Actually, as far as the subject itself is considered, the school was eligible for the grant. Quoted in the newspaper on 12 April: The Accreditation Council for Pharmacy Education, the accrediting agency for all new and existing pharmacy schools in the United States, has an explicit guideline banning discrimination against gays. The guideline says that approved schools must have: "A policy on student affairs, including admissions and progression, that assures non-discrimination on the basis of race, religion, gender, lifestyle, national origin, or disability should exist." The council's revised guidelines, which take effect on July 1, 2007, add the phrase "sexual orientation" to the list.
So…at present, despite the paper’s claim, any school banning homosexuals could be approved, but beginning in July 2007 such would not be the case. The governor, legislature, and probably CU’s administrators might have thought they were in the right currently (and they are), but should have been cognizant of the fact that they would have hit the homosexual snag almost immediately.
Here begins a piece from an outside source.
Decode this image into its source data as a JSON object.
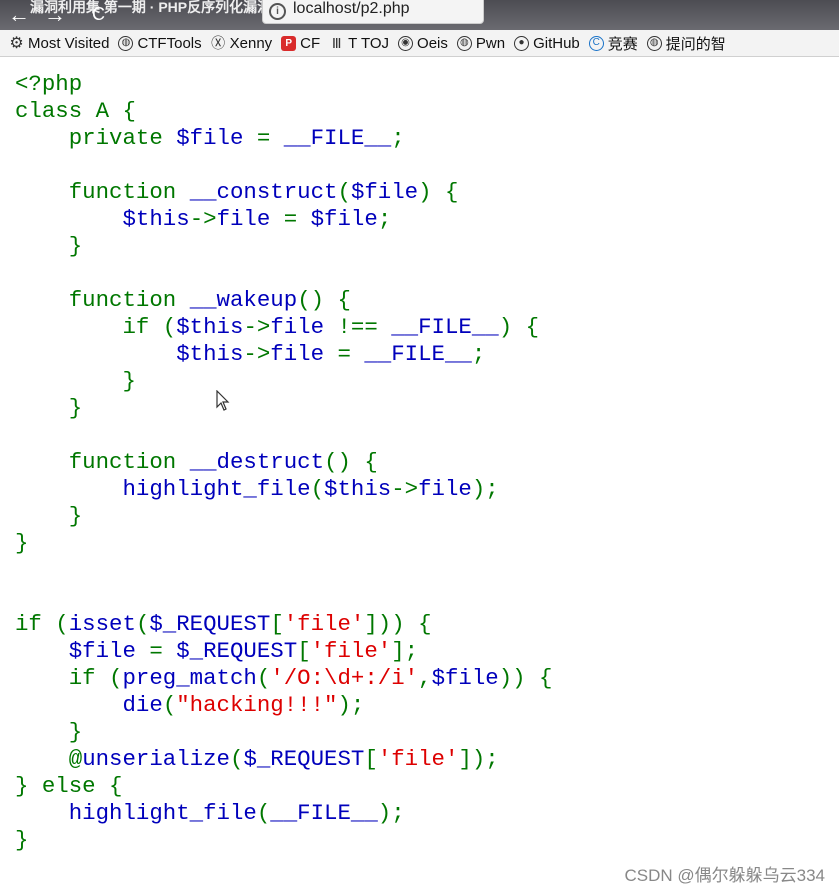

Fortuitously, assuming the school will not receive the grant because of its own refusal or the inevitable lawsuit that would tie up things until July 2007, the taxpayers and school are well warned…unless some sharp lawyers get hold of this. In any case, the school should not accept the help, since, by its own rules, it could not and should not accept homosexuals in any area of education. Down the road a few miles from Lexington, Ky., the home of the expelled student, is Asbury College, a Methodist stronghold and highly respected school nationally. It has a policy proscribing homosexual behavior, virtually disinviting homosexuals. This may seem unduly harsh, but if one places himself in the shoes of a college administrator who has to deal with the problems, he might wonder. I didn’t get into the expelled student’s blog, but I did get into that of his “lover” at another school. Not pretty.